    What the six wise men told Tony Blair

    Months before the invasion of Iraq in 2003, experts sought to warn the PM about his plans. Here, four of them recall that day
    25 years of The Independent on Sunday: The stories, the writers and the changes over the last quarter of a century

    25 years of The Independent on Sunday

    The stories, the writers and the changes over the last quarter of a century
    Homeless Veterans appeal: 'Really caring is a dangerous emotion in this kind of work'

    Homeless Veterans appeal

    As head of The Soldiers' Charity, Martin Rutledge has to temper compassion with realism. He tells Chris Green how his Army career prepared him
    Wu-Tang Clan and The Sexual Objects offer fans a chance to own the only copies of their latest albums

    Smash hit go under the hammer

    It's nice to pick up a new record once in a while, but the purchasers of two latest releases can go a step further - by buying the only copy
    Geeks who rocked the world: Documentary looks back at origins of the computer-games industry

    The geeks who rocked the world

    A new documentary looks back at origins of the computer-games industry
    Belle & Sebastian interview: Stuart Murdoch reveals how the band is taking a new direction

    Belle & Sebastian is taking a new direction

    Twenty years ago, Belle & Sebastian was a fey indie band from Glasgow. It still is – except today, as prime mover Stuart Murdoch admits, it has a global cult following, from Hollywood to South Korea
    America: Land of the free, home of the political dynasty

    America: Land of the free, home of the political dynasty

    These days in the US things are pretty much stuck where they are, both in politics and society at large, says Rupert Cornwell
    A graphic history of US civil rights – in comic book form

    A graphic history of US civil rights – in comic book form

    A veteran of the Fifties campaigns is inspiring a new generation of activists
    Winston Churchill: the enigma of a British hero

    Winston Churchill: the enigma of a British hero
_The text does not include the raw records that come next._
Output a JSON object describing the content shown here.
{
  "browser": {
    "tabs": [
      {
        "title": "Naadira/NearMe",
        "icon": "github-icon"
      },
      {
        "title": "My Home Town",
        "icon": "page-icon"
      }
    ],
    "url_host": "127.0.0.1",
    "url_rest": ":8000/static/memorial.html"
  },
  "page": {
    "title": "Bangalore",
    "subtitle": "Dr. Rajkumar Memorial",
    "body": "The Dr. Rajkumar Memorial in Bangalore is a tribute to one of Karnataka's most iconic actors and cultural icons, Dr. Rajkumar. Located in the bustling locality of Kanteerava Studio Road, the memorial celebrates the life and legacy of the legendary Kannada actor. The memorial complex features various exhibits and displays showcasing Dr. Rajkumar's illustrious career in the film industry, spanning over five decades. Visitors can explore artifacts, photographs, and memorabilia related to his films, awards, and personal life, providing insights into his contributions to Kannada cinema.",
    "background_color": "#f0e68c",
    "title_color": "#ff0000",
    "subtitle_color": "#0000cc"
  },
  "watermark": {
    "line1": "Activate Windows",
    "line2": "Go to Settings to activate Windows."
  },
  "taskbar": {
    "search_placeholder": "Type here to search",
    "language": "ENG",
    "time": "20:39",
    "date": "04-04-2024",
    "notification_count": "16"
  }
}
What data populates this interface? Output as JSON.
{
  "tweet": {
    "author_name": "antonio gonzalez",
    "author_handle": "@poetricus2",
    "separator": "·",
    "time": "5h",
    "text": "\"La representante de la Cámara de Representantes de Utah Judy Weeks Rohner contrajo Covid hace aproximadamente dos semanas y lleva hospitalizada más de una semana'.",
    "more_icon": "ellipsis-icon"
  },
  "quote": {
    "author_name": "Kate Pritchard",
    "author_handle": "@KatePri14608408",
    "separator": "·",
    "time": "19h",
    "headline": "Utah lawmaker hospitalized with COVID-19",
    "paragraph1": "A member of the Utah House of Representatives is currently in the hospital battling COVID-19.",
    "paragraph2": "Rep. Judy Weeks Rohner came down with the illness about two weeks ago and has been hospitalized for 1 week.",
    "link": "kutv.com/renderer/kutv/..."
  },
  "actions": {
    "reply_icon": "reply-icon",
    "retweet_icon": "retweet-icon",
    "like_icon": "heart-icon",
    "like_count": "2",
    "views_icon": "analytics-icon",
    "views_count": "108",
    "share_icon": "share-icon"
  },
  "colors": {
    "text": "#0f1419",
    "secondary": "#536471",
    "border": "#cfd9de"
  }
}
    A C Benson called him 'a horrid little fellow', George Orwell would have shot him, but what a giant he seems now, says DJ Taylor
    Growing mussels: Precious freshwater shellfish are thriving in a unique green project

    Growing mussels

    Precious freshwater shellfish are thriving in a unique green project